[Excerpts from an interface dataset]
════════

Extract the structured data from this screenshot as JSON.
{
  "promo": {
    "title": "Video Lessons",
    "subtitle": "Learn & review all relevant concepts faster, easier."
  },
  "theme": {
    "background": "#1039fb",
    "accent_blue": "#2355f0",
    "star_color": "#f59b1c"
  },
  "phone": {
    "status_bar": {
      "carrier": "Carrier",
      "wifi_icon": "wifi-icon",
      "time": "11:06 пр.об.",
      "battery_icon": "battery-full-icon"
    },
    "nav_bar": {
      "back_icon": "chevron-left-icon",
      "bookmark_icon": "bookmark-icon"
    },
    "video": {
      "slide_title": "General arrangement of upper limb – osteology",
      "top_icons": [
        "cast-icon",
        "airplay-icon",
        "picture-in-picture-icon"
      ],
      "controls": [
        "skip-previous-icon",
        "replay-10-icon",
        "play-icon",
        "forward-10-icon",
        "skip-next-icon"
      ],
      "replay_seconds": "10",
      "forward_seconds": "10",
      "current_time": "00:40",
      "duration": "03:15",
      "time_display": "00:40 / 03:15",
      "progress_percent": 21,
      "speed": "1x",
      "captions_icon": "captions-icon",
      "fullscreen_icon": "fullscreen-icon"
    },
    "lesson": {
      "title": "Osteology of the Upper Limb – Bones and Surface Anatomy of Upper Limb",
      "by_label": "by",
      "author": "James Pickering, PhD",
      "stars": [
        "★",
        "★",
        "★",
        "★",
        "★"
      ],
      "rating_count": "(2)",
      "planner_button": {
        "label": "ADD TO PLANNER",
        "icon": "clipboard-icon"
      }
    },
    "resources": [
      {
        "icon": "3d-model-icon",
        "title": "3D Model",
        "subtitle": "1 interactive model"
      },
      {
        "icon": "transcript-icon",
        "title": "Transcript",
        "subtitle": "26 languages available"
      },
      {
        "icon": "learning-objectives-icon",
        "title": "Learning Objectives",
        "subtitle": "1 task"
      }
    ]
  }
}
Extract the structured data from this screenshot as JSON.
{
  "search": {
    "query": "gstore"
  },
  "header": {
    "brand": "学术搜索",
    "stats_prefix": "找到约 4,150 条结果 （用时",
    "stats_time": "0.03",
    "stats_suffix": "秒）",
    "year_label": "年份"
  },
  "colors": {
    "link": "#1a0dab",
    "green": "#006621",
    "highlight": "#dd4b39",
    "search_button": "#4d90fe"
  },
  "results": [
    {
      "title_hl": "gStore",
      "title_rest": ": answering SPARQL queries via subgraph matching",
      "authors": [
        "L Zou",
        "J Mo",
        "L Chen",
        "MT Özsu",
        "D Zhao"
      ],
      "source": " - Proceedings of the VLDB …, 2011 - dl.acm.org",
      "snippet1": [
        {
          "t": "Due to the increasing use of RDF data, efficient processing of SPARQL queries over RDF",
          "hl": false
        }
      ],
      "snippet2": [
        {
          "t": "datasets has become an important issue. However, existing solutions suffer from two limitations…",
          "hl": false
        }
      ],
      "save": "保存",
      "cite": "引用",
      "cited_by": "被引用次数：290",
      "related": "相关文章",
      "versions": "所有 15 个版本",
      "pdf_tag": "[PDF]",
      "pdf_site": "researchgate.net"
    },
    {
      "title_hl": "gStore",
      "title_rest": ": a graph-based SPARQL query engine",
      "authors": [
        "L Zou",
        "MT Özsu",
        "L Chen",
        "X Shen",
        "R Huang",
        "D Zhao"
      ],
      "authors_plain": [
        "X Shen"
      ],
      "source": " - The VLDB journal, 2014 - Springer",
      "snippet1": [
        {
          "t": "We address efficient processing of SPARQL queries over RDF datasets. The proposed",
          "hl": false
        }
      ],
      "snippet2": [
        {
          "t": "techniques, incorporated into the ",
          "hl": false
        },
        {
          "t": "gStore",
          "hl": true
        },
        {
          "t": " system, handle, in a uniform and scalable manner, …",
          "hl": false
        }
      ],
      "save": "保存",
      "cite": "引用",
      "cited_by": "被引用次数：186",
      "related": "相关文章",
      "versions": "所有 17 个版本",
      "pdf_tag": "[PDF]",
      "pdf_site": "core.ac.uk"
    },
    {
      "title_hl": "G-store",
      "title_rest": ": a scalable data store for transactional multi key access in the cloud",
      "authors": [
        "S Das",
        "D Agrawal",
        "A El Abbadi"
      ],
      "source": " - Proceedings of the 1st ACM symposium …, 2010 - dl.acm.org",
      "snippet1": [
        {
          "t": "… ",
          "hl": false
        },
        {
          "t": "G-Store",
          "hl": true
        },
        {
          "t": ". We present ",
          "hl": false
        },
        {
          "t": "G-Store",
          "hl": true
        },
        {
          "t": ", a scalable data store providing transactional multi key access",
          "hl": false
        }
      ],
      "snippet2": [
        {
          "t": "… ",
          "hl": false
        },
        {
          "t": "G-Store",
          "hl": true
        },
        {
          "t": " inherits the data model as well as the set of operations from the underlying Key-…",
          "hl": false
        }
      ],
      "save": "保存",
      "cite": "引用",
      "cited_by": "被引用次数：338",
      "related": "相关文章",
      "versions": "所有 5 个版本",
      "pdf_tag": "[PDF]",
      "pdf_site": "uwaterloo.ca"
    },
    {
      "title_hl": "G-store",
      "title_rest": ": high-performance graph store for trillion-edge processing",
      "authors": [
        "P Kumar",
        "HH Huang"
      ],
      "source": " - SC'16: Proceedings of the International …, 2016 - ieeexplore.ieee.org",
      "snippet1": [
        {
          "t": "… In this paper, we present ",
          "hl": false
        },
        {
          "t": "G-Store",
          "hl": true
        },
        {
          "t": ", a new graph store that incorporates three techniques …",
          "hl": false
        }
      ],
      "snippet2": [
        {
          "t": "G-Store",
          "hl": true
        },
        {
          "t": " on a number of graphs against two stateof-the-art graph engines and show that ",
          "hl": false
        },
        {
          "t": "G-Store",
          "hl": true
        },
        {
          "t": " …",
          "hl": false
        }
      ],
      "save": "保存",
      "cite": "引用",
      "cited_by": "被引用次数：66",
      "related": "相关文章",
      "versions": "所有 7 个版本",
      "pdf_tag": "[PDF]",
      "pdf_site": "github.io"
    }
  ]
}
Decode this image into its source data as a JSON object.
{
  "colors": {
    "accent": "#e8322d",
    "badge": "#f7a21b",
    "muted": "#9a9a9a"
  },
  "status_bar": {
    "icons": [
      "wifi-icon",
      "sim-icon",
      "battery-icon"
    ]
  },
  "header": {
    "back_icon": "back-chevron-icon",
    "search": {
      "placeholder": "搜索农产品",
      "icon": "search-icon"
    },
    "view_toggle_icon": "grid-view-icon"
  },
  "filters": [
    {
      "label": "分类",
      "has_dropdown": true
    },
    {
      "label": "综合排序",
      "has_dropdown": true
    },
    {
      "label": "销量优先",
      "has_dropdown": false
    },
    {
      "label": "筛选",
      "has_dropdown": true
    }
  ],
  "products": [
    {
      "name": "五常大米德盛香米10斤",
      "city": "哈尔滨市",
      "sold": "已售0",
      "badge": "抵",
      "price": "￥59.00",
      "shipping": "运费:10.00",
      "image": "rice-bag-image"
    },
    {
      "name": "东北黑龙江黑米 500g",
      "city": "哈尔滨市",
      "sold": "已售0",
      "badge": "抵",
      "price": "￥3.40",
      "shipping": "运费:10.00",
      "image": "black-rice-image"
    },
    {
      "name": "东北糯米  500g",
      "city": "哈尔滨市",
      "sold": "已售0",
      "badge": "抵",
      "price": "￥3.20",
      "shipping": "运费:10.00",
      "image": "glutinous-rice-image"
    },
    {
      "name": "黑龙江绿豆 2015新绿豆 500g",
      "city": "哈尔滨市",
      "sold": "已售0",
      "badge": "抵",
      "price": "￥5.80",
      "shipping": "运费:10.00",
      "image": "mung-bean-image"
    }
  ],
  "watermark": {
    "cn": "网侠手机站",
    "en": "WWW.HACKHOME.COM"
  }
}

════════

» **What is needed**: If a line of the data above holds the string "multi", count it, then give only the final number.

» **Solution to the exercise**: 2